ACTION ITEM: The copy you produce must repeat each record exactly and contain no pictures.

INPUT MATERIAL:
+--

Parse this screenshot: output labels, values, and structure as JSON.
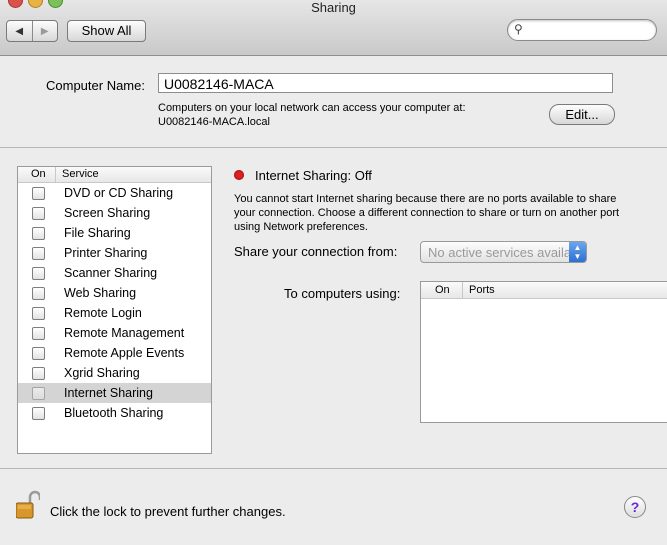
{
  "window": {
    "title": "Sharing"
  },
  "toolbar": {
    "back_icon": "◀",
    "forward_icon": "▶",
    "show_all": "Show All",
    "search_placeholder": "",
    "search_value": ""
  },
  "computer": {
    "label": "Computer Name:",
    "name": "U0082146-MACA",
    "note_line1": "Computers on your local network can access your computer at:",
    "note_line2": "U0082146-MACA.local",
    "edit_button": "Edit..."
  },
  "services": {
    "header_on": "On",
    "header_service": "Service",
    "items": [
      {
        "label": "DVD or CD Sharing",
        "checked": false
      },
      {
        "label": "Screen Sharing",
        "checked": false
      },
      {
        "label": "File Sharing",
        "checked": false
      },
      {
        "label": "Printer Sharing",
        "checked": false
      },
      {
        "label": "Scanner Sharing",
        "checked": false
      },
      {
        "label": "Web Sharing",
        "checked": false
      },
      {
        "label": "Remote Login",
        "checked": false
      },
      {
        "label": "Remote Management",
        "checked": false
      },
      {
        "label": "Remote Apple Events",
        "checked": false
      },
      {
        "label": "Xgrid Sharing",
        "checked": false
      },
      {
        "label": "Internet Sharing",
        "checked": false,
        "selected": true
      },
      {
        "label": "Bluetooth Sharing",
        "checked": false
      }
    ]
  },
  "detail": {
    "status": "Internet Sharing: Off",
    "status_color": "#dd2222",
    "description": "You cannot start Internet sharing because there are no ports available to share your connection. Choose a different connection to share or turn on another port using Network preferences.",
    "share_from_label": "Share your connection from:",
    "share_from_value": "No active services available",
    "to_computers_label": "To computers using:",
    "ports_header_on": "On",
    "ports_header_ports": "Ports"
  },
  "footer": {
    "lock_text": "Click the lock to prevent further changes.",
    "help": "?"
  }
}
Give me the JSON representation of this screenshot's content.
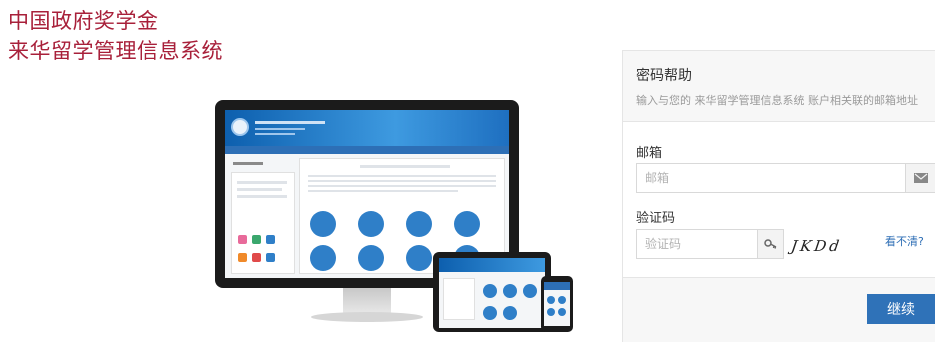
{
  "header": {
    "title_line1": "中国政府奖学金",
    "title_line2": "来华留学管理信息系统"
  },
  "panel": {
    "title": "密码帮助",
    "subtitle": "输入与您的 来华留学管理信息系统 账户相关联的邮箱地址",
    "email_label": "邮箱",
    "email_placeholder": "邮箱",
    "email_icon": "envelope-icon",
    "captcha_label": "验证码",
    "captcha_placeholder": "验证码",
    "captcha_icon": "key-icon",
    "captcha_text": "JKDd",
    "captcha_refresh_link": "看不清?",
    "continue_button": "继续"
  },
  "colors": {
    "title_red": "#a8203a",
    "button_blue": "#2f72b8",
    "link_blue": "#2e6eb5"
  }
}
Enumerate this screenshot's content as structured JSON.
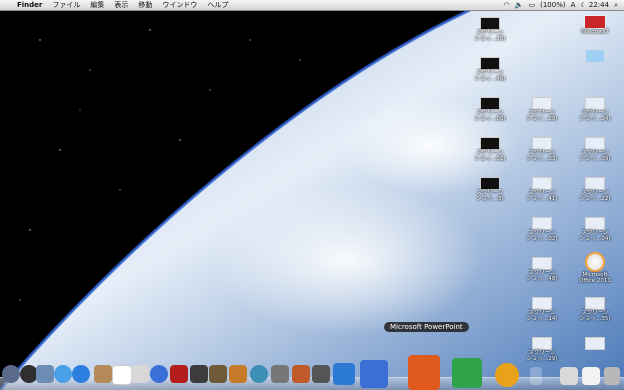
{
  "menubar": {
    "items": [
      "Finder",
      "ファイル",
      "編集",
      "表示",
      "移動",
      "ウインドウ",
      "ヘルプ"
    ],
    "battery": "(100%)",
    "clock": "☾ 22:44",
    "input": "A"
  },
  "desktop_icons": [
    {
      "label": "スクリーン\nショッ…30)"
    },
    {
      "label": "スクリーン\nショッ…46)"
    },
    {
      "label": "スクリーン\nショッ…09)"
    },
    {
      "label": "スクリーン\nショッ…02)"
    },
    {
      "label": "スクリーン\nショッ…5)"
    },
    {
      "label": "スクリーン\nショッ…29)"
    },
    {
      "label": "スクリーン\nショッ…33)"
    },
    {
      "label": "スクリーン\nショッ…41)"
    },
    {
      "label": "スクリーン\nショッ…02)"
    },
    {
      "label": "スクリーン\nショッ…48)"
    },
    {
      "label": "スクリーン\nショッ…14)"
    },
    {
      "label": "スクリーン\nショッ…29)"
    },
    {
      "label": "Windows7"
    },
    {
      "label": ""
    },
    {
      "label": "スクリーン\nショッ…24)"
    },
    {
      "label": "スクリーン\nショッ…39)"
    },
    {
      "label": "スクリーン\nショッ…22)"
    },
    {
      "label": "スクリーン\nショッ…04)"
    },
    {
      "label": "Microsoft\nOffice 2011"
    },
    {
      "label": "スクリーン\nショッ…35)"
    },
    {
      "label": ""
    }
  ],
  "dock": {
    "tooltip": "Microsoft PowerPoint"
  }
}
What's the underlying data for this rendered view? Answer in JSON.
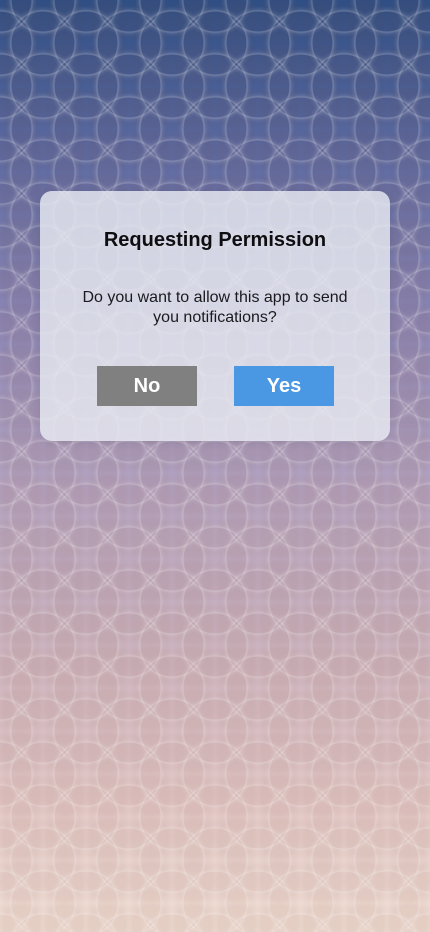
{
  "dialog": {
    "title": "Requesting Permission",
    "message": "Do you want to allow this app to send you notifications?",
    "no_label": "No",
    "yes_label": "Yes"
  },
  "colors": {
    "no_button": "#808080",
    "yes_button": "#4a97e4",
    "dialog_background": "#e8eaf2"
  }
}
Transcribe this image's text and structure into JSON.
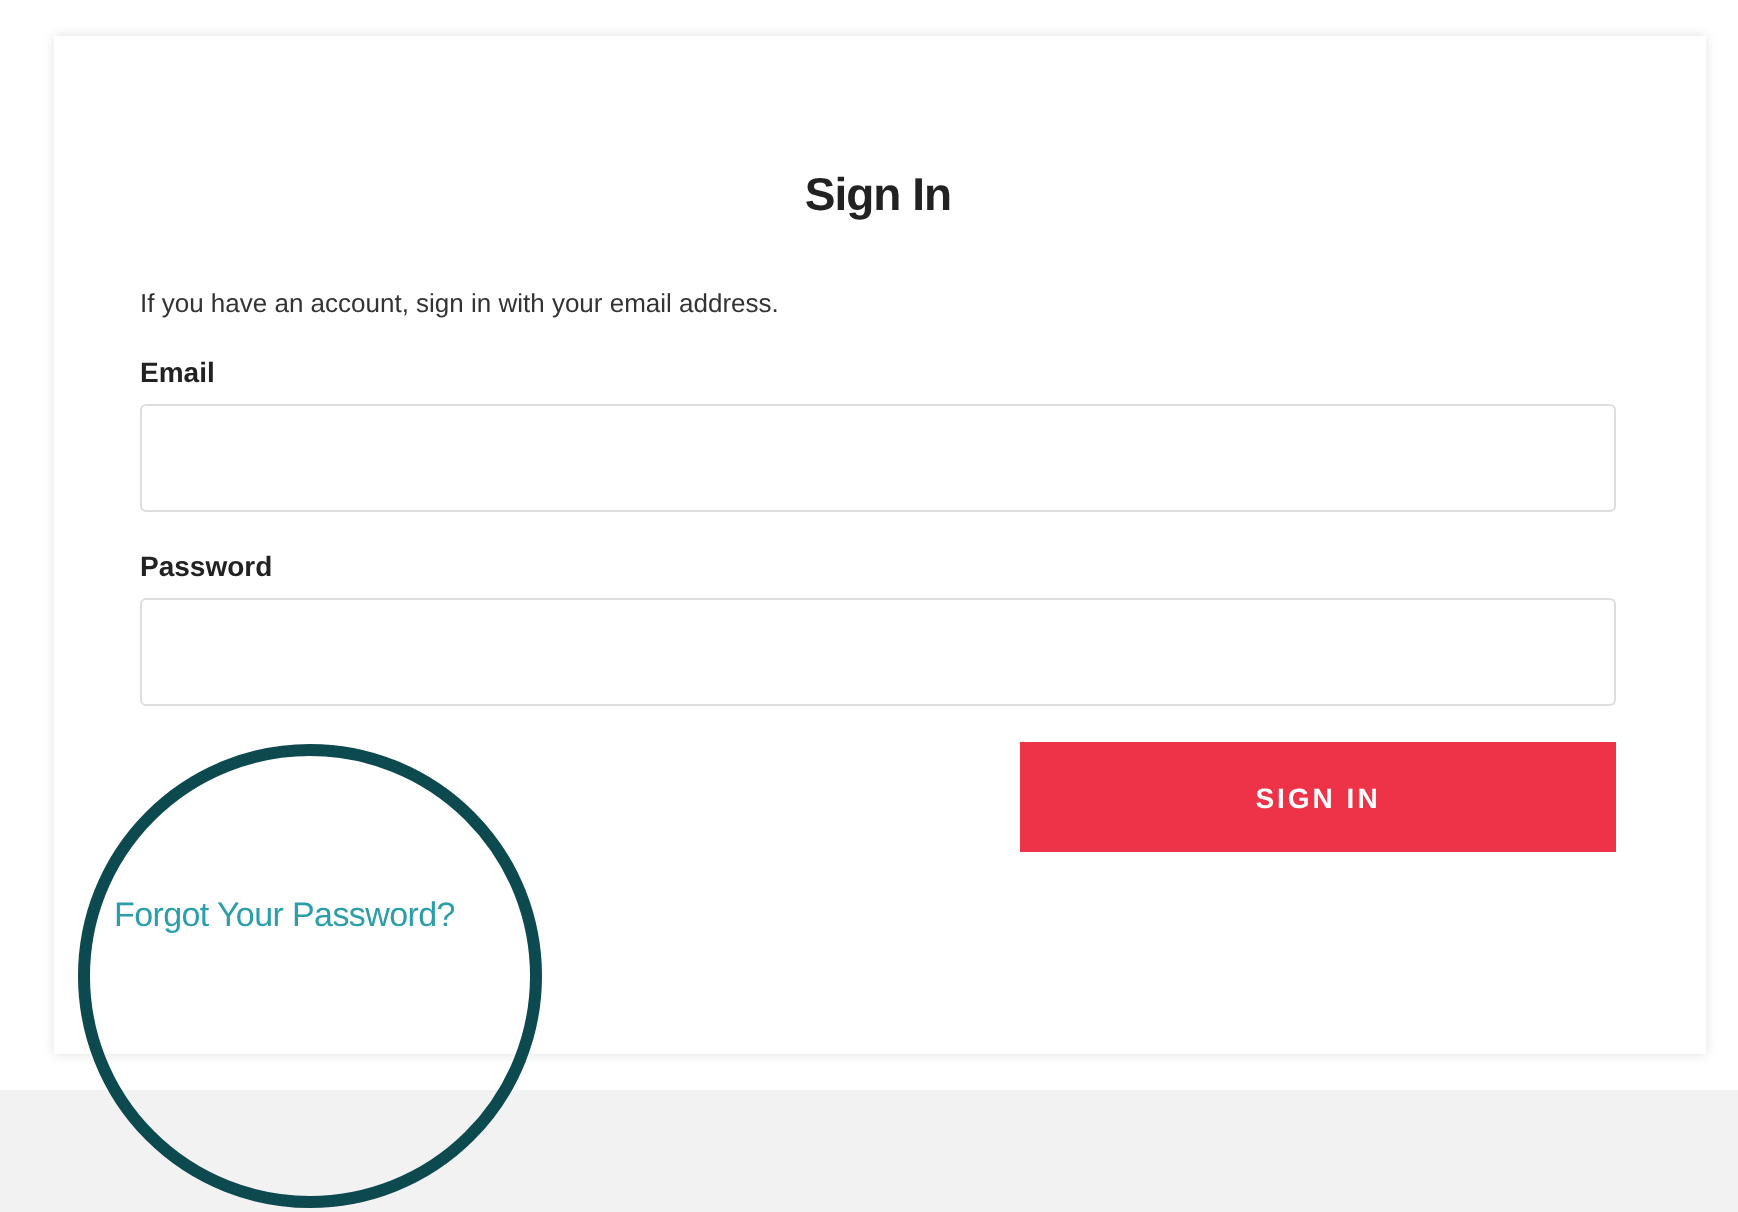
{
  "form": {
    "title": "Sign In",
    "intro": "If you have an account, sign in with your email address.",
    "fields": [
      {
        "label": "Email"
      },
      {
        "label": "Password"
      }
    ],
    "submit": "SIGN IN",
    "forgot_link": "Forgot Your Password?"
  },
  "annotation": {
    "kind": "circle"
  }
}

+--

FINISHED EXERCISE:
Parse this screenshot: output labels, values, and structure as JSON.
{
  "window": {
    "title": "Sharing"
  },
  "toolbar": {
    "back_icon": "◀",
    "forward_icon": "▶",
    "show_all": "Show All",
    "search_placeholder": "",
    "search_value": ""
  },
  "computer": {
    "label": "Computer Name:",
    "name": "U0082146-MACA",
    "note_line1": "Computers on your local network can access your computer at:",
    "note_line2": "U0082146-MACA.local",
    "edit_button": "Edit..."
  },
  "services": {
    "header_on": "On",
    "header_service": "Service",
    "items": [
      {
        "label": "DVD or CD Sharing",
        "checked": false
      },
      {
        "label": "Screen Sharing",
        "checked": false
      },
      {
        "label": "File Sharing",
        "checked": false
      },
      {
        "label": "Printer Sharing",
        "checked": false
      },
      {
        "label": "Scanner Sharing",
        "checked": false
      },
      {
        "label": "Web Sharing",
        "checked": false
      },
      {
        "label": "Remote Login",
        "checked": false
      },
      {
        "label": "Remote Management",
        "checked": false
      },
      {
        "label": "Remote Apple Events",
        "checked": false
      },
      {
        "label": "Xgrid Sharing",
        "checked": false
      },
      {
        "label": "Internet Sharing",
        "checked": false,
        "selected": true
      },
      {
        "label": "Bluetooth Sharing",
        "checked": false
      }
    ]
  },
  "detail": {
    "status": "Internet Sharing: Off",
    "status_color": "#dd2222",
    "description": "You cannot start Internet sharing because there are no ports available to share your connection. Choose a different connection to share or turn on another port using Network preferences.",
    "share_from_label": "Share your connection from:",
    "share_from_value": "No active services available",
    "to_computers_label": "To computers using:",
    "ports_header_on": "On",
    "ports_header_ports": "Ports"
  },
  "footer": {
    "lock_text": "Click the lock to prevent further changes.",
    "help": "?"
  }
}
Give me the JSON representation of this screenshot's content.
{
  "header": {
    "title_line1": "中国政府奖学金",
    "title_line2": "来华留学管理信息系统"
  },
  "panel": {
    "title": "密码帮助",
    "subtitle": "输入与您的 来华留学管理信息系统 账户相关联的邮箱地址",
    "email_label": "邮箱",
    "email_placeholder": "邮箱",
    "email_icon": "envelope-icon",
    "captcha_label": "验证码",
    "captcha_placeholder": "验证码",
    "captcha_icon": "key-icon",
    "captcha_text": "JKDd",
    "captcha_refresh_link": "看不清?",
    "continue_button": "继续"
  },
  "colors": {
    "title_red": "#a8203a",
    "button_blue": "#2f72b8",
    "link_blue": "#2e6eb5"
  }
}
Enumerate this screenshot's content as structured JSON.
{
  "menubar": {
    "items": [
      "Finder",
      "ファイル",
      "編集",
      "表示",
      "移動",
      "ウインドウ",
      "ヘルプ"
    ],
    "battery": "(100%)",
    "clock": "☾ 22:44",
    "input": "A"
  },
  "desktop_icons": [
    {
      "label": "スクリーン\nショッ…30)"
    },
    {
      "label": "スクリーン\nショッ…46)"
    },
    {
      "label": "スクリーン\nショッ…09)"
    },
    {
      "label": "スクリーン\nショッ…02)"
    },
    {
      "label": "スクリーン\nショッ…5)"
    },
    {
      "label": "スクリーン\nショッ…29)"
    },
    {
      "label": "スクリーン\nショッ…33)"
    },
    {
      "label": "スクリーン\nショッ…41)"
    },
    {
      "label": "スクリーン\nショッ…02)"
    },
    {
      "label": "スクリーン\nショッ…48)"
    },
    {
      "label": "スクリーン\nショッ…14)"
    },
    {
      "label": "スクリーン\nショッ…29)"
    },
    {
      "label": "Windows7"
    },
    {
      "label": ""
    },
    {
      "label": "スクリーン\nショッ…24)"
    },
    {
      "label": "スクリーン\nショッ…39)"
    },
    {
      "label": "スクリーン\nショッ…22)"
    },
    {
      "label": "スクリーン\nショッ…04)"
    },
    {
      "label": "Microsoft\nOffice 2011"
    },
    {
      "label": "スクリーン\nショッ…35)"
    },
    {
      "label": ""
    }
  ],
  "dock": {
    "tooltip": "Microsoft PowerPoint"
  }
}
What's the underlying data for this rendered view? Answer in JSON.
{
  "dialog": {
    "title": "Requesting Permission",
    "message": "Do you want to allow this app to send you notifications?",
    "no_label": "No",
    "yes_label": "Yes"
  },
  "colors": {
    "no_button": "#808080",
    "yes_button": "#4a97e4",
    "dialog_background": "#e8eaf2"
  }
}
Transcribe this image's text and structure into JSON.
{
  "form": {
    "title": "Sign In",
    "intro": "If you have an account, sign in with your email address.",
    "fields": [
      {
        "label": "Email"
      },
      {
        "label": "Password"
      }
    ],
    "submit": "SIGN IN",
    "forgot_link": "Forgot Your Password?"
  },
  "annotation": {
    "kind": "circle"
  }
}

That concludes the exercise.